“Mean Girls” alum Lacey Chabert is standing by the Hallmark Channel in the wake of Candace Cameron Bure’s exodus to rival network Great American Family. Bure ignited a firestorm on social media in November when she cited “the change in leadership” at Hallmark as the reason for her exit, adding that Hallmark is “a completely different network than when I started.” Hallmark has diversified its storytelling in recent years, while Bure said Great American Family “will keep traditional marriage at the core.”
“Any shift I’ve felt has been embracing our creative ideas,” Chabert said when asked about Bure’s comments about Hallmark changes. “And it’s my responsibility to the audience who continue to tune into my movies that I give the best I have to offer. That’s always my mission. I’ll never abandon what Hallmark means for me, which is that everything is centered around the heart. I don’t think there are any plans for that to change anytime soon.”
When asked about Bure and other stars leaving Hallmark for Great American Family, Chabert responded, “You know what, I wish everybody the best. I really can’t comment on it further other than I care about everybody involved.”
“I’m with Hallmark, and I work for them,” Chabert added. “I’m so sorry, but I’ll just have to leave it at that.”
Chabert has long called Hallmark Channel her home. Earlier this year, the actor and Crown Media Family Networks agreed to an exclusive multi-picture overall deal. The agreement set Chabert up to headline and executive produce films and other content for the Hallmark Channel and other Hallmark platforms throughout the next two years.
Bure’s comments on “traditional marriage” were widely viewed as anti-LGBTQ. Neal Bledsoe, an actor who starred in 2021’s “The Winter Palace” and this year’s “Christmas at the Drive-In” for Great American Family, announced he was stepping away from the network because of Bure’s ideology.

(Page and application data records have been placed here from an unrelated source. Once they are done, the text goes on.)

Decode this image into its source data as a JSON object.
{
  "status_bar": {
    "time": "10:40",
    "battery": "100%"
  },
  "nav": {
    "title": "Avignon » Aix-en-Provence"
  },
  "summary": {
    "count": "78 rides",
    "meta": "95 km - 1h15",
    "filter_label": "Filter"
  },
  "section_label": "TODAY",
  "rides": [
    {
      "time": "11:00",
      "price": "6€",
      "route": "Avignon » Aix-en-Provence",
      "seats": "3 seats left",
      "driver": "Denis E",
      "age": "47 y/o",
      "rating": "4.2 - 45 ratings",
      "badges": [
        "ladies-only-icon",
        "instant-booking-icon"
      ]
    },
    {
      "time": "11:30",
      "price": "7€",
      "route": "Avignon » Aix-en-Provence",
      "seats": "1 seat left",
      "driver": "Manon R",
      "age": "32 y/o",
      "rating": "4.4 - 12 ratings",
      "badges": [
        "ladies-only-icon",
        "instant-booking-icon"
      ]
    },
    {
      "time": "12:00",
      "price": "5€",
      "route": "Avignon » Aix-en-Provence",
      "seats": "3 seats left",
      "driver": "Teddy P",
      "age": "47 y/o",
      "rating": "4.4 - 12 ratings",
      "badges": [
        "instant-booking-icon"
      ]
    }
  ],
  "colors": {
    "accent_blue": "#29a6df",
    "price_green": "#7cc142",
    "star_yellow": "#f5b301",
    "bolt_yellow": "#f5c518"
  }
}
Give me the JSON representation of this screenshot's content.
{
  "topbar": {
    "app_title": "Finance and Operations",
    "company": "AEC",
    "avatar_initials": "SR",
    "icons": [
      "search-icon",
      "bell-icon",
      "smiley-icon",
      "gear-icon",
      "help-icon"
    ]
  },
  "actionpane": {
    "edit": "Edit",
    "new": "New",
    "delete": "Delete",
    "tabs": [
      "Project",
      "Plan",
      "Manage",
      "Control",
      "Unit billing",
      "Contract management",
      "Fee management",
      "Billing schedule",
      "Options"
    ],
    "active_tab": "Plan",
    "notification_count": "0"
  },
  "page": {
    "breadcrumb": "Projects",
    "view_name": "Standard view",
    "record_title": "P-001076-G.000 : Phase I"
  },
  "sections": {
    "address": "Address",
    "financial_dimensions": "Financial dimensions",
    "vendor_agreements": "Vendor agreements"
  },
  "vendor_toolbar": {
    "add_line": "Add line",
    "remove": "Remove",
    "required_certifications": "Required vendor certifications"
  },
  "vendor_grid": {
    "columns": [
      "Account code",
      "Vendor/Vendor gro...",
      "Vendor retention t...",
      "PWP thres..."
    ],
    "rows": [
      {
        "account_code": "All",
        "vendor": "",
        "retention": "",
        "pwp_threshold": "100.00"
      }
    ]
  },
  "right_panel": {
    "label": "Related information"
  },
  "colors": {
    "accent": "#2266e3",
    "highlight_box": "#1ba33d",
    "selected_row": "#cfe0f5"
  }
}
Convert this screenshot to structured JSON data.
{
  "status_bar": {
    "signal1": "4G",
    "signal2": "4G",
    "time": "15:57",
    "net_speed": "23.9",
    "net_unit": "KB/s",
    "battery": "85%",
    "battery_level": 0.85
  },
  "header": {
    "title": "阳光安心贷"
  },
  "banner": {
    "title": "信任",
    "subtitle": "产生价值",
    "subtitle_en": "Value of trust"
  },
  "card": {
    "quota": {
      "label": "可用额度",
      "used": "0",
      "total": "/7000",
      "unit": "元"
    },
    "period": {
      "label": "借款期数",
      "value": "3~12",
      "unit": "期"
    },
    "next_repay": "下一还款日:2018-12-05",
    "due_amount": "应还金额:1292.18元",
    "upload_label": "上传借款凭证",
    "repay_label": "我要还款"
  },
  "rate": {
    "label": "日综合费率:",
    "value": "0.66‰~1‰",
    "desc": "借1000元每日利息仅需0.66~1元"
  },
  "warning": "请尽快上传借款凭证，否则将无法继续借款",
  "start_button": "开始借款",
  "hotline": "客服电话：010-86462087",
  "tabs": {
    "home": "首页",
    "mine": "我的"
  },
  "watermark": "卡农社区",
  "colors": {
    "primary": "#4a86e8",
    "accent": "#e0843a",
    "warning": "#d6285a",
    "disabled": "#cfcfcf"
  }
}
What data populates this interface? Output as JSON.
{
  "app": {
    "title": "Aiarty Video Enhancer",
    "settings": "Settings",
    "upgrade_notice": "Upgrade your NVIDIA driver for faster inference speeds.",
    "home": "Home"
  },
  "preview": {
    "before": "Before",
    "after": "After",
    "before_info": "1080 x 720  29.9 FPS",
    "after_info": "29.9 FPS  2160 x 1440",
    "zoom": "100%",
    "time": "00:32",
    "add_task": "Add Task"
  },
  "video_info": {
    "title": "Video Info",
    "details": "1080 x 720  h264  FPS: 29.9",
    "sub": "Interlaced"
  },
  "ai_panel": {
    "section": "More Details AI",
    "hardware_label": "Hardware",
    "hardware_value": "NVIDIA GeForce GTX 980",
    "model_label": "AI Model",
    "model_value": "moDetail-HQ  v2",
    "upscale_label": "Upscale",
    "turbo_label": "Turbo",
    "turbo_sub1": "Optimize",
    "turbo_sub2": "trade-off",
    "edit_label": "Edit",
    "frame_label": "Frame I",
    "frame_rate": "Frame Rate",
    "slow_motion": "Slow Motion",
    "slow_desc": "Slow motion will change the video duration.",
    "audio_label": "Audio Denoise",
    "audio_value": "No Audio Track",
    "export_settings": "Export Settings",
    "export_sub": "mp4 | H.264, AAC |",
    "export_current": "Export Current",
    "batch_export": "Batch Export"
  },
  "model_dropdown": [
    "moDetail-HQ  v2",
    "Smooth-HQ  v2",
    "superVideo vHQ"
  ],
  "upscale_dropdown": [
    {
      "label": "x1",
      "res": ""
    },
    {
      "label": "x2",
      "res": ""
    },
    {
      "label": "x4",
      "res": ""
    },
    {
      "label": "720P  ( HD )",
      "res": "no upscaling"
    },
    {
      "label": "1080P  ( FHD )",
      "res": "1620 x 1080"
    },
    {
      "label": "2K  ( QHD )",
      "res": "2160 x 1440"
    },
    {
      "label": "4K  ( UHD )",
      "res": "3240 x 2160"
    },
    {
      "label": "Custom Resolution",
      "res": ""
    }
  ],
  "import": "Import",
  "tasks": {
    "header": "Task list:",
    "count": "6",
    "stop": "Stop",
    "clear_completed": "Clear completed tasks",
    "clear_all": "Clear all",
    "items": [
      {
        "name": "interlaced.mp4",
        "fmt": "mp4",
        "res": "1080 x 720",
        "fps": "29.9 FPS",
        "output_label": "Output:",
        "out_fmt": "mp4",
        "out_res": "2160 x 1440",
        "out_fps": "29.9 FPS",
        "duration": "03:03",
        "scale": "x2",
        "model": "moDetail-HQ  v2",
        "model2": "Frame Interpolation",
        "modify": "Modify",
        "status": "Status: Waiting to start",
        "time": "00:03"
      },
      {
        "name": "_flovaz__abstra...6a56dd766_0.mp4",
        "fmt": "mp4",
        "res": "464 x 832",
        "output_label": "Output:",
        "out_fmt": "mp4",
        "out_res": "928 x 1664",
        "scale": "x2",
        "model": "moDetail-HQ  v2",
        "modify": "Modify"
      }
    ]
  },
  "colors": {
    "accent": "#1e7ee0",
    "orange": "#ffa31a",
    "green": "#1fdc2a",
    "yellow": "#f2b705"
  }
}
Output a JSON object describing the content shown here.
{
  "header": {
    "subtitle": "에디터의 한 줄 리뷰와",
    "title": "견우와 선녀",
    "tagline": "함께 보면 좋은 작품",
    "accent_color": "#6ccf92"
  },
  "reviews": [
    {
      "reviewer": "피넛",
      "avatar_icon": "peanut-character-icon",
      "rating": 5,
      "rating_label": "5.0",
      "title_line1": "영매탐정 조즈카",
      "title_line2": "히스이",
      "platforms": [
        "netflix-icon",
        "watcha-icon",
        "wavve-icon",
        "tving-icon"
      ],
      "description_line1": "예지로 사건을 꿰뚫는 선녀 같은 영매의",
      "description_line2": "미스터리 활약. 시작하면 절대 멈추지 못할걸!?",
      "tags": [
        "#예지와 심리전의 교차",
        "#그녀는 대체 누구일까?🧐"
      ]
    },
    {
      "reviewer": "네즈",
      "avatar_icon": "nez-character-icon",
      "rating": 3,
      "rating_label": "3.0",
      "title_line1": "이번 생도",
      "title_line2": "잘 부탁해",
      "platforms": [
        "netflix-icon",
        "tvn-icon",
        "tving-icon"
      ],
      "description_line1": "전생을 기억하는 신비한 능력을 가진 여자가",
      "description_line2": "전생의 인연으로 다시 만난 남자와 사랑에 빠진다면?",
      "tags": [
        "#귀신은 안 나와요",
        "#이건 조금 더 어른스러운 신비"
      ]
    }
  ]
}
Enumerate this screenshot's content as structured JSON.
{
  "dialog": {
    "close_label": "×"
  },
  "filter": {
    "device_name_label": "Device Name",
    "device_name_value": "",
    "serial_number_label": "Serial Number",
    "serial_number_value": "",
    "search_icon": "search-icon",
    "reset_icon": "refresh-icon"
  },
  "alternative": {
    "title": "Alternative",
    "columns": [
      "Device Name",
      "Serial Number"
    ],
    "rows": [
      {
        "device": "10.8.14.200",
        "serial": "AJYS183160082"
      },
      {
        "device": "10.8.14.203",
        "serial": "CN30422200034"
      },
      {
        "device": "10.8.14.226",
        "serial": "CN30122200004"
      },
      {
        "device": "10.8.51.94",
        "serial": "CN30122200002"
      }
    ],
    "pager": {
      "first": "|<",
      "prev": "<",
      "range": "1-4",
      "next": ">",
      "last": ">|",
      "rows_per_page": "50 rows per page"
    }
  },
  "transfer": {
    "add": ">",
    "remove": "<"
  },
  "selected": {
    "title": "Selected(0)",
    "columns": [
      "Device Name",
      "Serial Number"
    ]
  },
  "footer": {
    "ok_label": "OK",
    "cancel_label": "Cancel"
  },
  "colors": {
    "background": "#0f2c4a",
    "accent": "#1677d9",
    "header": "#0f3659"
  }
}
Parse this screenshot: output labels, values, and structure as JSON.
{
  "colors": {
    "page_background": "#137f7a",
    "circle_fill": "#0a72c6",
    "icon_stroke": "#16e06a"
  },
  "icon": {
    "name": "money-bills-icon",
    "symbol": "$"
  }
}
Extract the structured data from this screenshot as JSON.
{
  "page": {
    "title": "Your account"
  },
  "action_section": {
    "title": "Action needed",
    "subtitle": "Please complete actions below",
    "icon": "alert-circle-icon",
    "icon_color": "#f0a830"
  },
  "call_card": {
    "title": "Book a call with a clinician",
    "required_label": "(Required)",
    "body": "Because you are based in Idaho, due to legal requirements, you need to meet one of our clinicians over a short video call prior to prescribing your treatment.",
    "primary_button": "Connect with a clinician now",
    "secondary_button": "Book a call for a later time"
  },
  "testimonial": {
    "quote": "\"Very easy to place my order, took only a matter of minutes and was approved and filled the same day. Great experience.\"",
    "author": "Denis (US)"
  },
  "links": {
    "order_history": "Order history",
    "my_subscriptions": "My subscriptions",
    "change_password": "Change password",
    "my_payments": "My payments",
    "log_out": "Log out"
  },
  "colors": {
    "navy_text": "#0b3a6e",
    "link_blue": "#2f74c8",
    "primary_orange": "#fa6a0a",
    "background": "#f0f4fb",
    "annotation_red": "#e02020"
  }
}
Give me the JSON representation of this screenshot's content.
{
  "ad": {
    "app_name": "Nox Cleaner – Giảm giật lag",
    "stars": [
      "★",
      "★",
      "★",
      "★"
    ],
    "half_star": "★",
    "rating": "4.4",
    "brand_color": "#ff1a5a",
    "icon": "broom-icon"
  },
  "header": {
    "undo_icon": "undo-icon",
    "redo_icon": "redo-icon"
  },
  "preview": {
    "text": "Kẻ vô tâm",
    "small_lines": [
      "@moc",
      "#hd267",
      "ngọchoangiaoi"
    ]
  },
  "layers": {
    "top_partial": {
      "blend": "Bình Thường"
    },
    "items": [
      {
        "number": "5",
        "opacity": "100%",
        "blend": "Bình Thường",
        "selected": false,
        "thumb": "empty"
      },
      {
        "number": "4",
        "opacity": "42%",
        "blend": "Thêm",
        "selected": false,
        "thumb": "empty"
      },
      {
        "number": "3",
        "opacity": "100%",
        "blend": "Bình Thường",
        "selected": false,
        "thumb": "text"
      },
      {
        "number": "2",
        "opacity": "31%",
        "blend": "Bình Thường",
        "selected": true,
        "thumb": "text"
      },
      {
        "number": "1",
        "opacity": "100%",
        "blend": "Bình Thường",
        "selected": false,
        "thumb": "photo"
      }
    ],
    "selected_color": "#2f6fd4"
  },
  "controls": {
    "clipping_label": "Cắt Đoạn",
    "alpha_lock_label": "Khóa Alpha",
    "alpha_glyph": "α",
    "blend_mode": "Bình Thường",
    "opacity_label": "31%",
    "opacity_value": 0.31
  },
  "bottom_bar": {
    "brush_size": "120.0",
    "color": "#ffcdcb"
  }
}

“My life wouldn’t be where it is today without the love, support and guidance of the LGBTQIA+ community,” Bledsoe said in a statement. “I hope GAF will change, but until everyone can be represented in their films with pride, my choice is clear. I look forward to working with creators who put no limits on the stories we tell and follow through on their message of values with open arms.”